IO Files: US/A/C.1/441

Memorandum of Conversations, by Mr. LaVerne Baldwin of the United States Delegation Staff of Advisers


Subject: Warmongering

Participants: Mr. Finn Moe, Norwegian Delegation
Mr. Sverker Astrom, Swedish Delegation
LaVerne Baldwin, United States Delegation

Norwegian Views: I informed Mr. Moe of our adamant position both against any amendment and the resolution itself, stating that we considered there was no innocuous resolution of this character and that should any resolution be passed, it would accuse us in the eyes of the world of being war mongers. He inquired whether we would then vote against the Australian amendment, which I answered in the affirmative.

He continued, pointing out that our position at this late moment was obviously going to embarrass several delegations who had either committed themselves to support one amendment or another, or who had openly made known their position in that respect; he would question the fact that we had delayed so long in announcing our position and wondered whether it would not be more satisfactory for the amendments to be withdrawn by their originators rather than to invite delegations to vote against them; he did not feel that many such negative votes would be cast. I pointed out that of course it would be possible to abstain on an amendment or even to vote for it but to vote against the final resolution. I promised to keep him informed of any developments in this regard during the course of the day. He expressed his interest and desire in this respect.

Our delegation in Committee I was promptly informed.

Swedish Views: I also informed Mr. Astrom of our position as above. He said hesitantly that he felt we had chosen the wrong moment to announce such a strong position and should certainly have done so long, long before if that were to be our position. He pointed out the same resultant position as had Mr. Moe, inquired whether we had attempted to have the amendments withdrawn, to which I replied that Evatt was out of town. He also asked how the U.K. delegation felt on the matter, on which I was not informed. He also requested to be kept advised of developments.

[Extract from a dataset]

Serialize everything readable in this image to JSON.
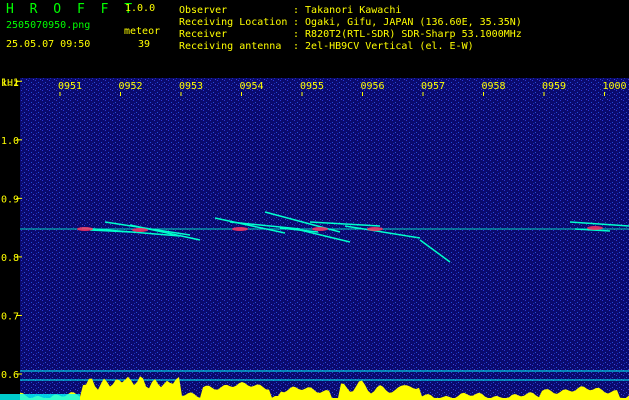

He took the personal liberty of pointing out to me that we might be subject to severe criticism in the U.N. for taking this position admitting of no tolerance, which might perhaps be less acceptable to other delegations than the temporizing one of accepting some type of amendment; further the Russians could of course use our position just [Page 94] as much if not more so for propaganda purposes than if we were to accept amendments. He pointed out that the Australian proposal was completely unacceptable to the Soviets and changed the Soviet resolution to such an extent that the Soviet name could hardly be attached to it. I mentioned that I understood there were numerous delegations who felt that we should not throw out every Russian proposal but should rather twist them to be acceptable to us where possible to avoid a complete blackout of the Soviet proposals; we had nevertheless arrived at our decision in this question after long discussion and firm decision and considered it necessary for the reasons I had cited.

Mr. Astrom took the further liberty of stating that we were perhaps open to the charge of inconsistency in that war mongering was one of the charges against Goebbels and his group and was specified in the Nuremberg Act and had been one of the principal features of the Nuremberg Trials; in the U.N. we were an active sponsor in Committee 6 of a proposal for a convention which would cover war mongering. I pointed out that the latter was obviously a more detailed legal matter, to which he agreed saying that of course it would necessarily include considerable study and definition in detail, but he would like to call our attention to the fact that our different positions both in the U.N. might very well become the subject of criticism. I replied I would delve into the issue and let him know.

We agreed to keep in touch during the day.